→ What is being asked
All of the data should be output character for character, except the pictures.

→ Records for processing
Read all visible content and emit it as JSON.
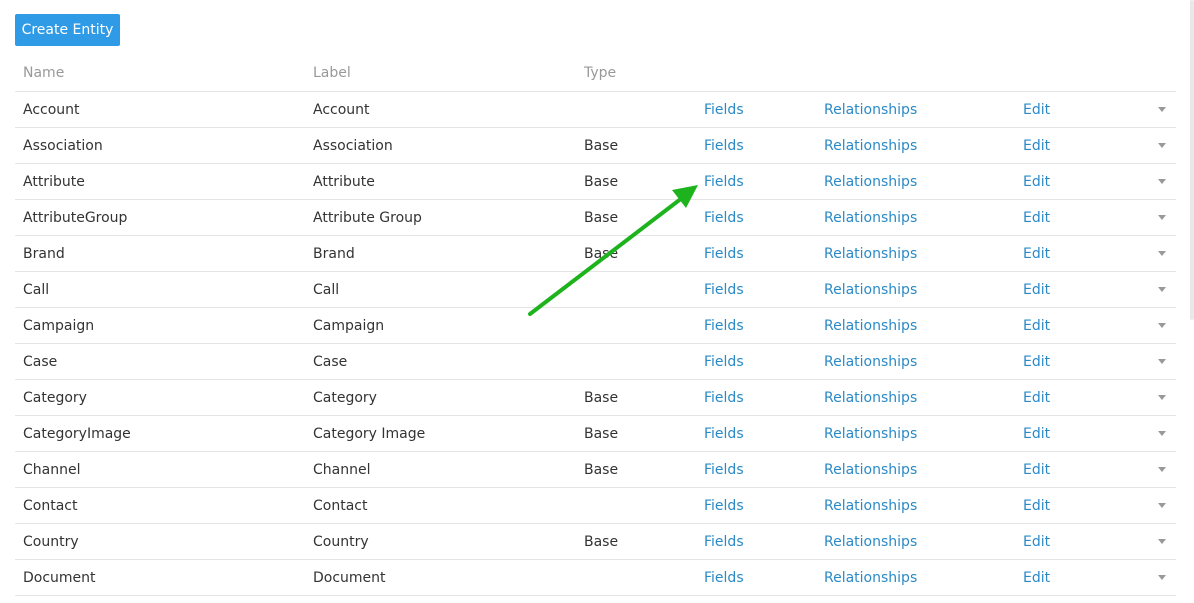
{
  "toolbar": {
    "create_label": "Create Entity"
  },
  "columns": {
    "name": "Name",
    "label": "Label",
    "type": "Type"
  },
  "links": {
    "fields": "Fields",
    "relationships": "Relationships",
    "edit": "Edit"
  },
  "rows": [
    {
      "name": "Account",
      "label": "Account",
      "type": ""
    },
    {
      "name": "Association",
      "label": "Association",
      "type": "Base"
    },
    {
      "name": "Attribute",
      "label": "Attribute",
      "type": "Base"
    },
    {
      "name": "AttributeGroup",
      "label": "Attribute Group",
      "type": "Base"
    },
    {
      "name": "Brand",
      "label": "Brand",
      "type": "Base"
    },
    {
      "name": "Call",
      "label": "Call",
      "type": ""
    },
    {
      "name": "Campaign",
      "label": "Campaign",
      "type": ""
    },
    {
      "name": "Case",
      "label": "Case",
      "type": ""
    },
    {
      "name": "Category",
      "label": "Category",
      "type": "Base"
    },
    {
      "name": "CategoryImage",
      "label": "Category Image",
      "type": "Base"
    },
    {
      "name": "Channel",
      "label": "Channel",
      "type": "Base"
    },
    {
      "name": "Contact",
      "label": "Contact",
      "type": ""
    },
    {
      "name": "Country",
      "label": "Country",
      "type": "Base"
    },
    {
      "name": "Document",
      "label": "Document",
      "type": ""
    }
  ],
  "annotation": {
    "color": "#1db31d",
    "icon": "arrow-icon"
  }
}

→ Response
Read all visible content and emit it as JSON.
{
  "toolbar": {
    "create_label": "Create Entity"
  },
  "columns": {
    "name": "Name",
    "label": "Label",
    "type": "Type"
  },
  "links": {
    "fields": "Fields",
    "relationships": "Relationships",
    "edit": "Edit"
  },
  "rows": [
    {
      "name": "Account",
      "label": "Account",
      "type": ""
    },
    {
      "name": "Association",
      "label": "Association",
      "type": "Base"
    },
    {
      "name": "Attribute",
      "label": "Attribute",
      "type": "Base"
    },
    {
      "name": "AttributeGroup",
      "label": "Attribute Group",
      "type": "Base"
    },
    {
      "name": "Brand",
      "label": "Brand",
      "type": "Base"
    },
    {
      "name": "Call",
      "label": "Call",
      "type": ""
    },
    {
      "name": "Campaign",
      "label": "Campaign",
      "type": ""
    },
    {
      "name": "Case",
      "label": "Case",
      "type": ""
    },
    {
      "name": "Category",
      "label": "Category",
      "type": "Base"
    },
    {
      "name": "CategoryImage",
      "label": "Category Image",
      "type": "Base"
    },
    {
      "name": "Channel",
      "label": "Channel",
      "type": "Base"
    },
    {
      "name": "Contact",
      "label": "Contact",
      "type": ""
    },
    {
      "name": "Country",
      "label": "Country",
      "type": "Base"
    },
    {
      "name": "Document",
      "label": "Document",
      "type": ""
    }
  ],
  "annotation": {
    "color": "#1db31d",
    "icon": "arrow-icon"
  }
}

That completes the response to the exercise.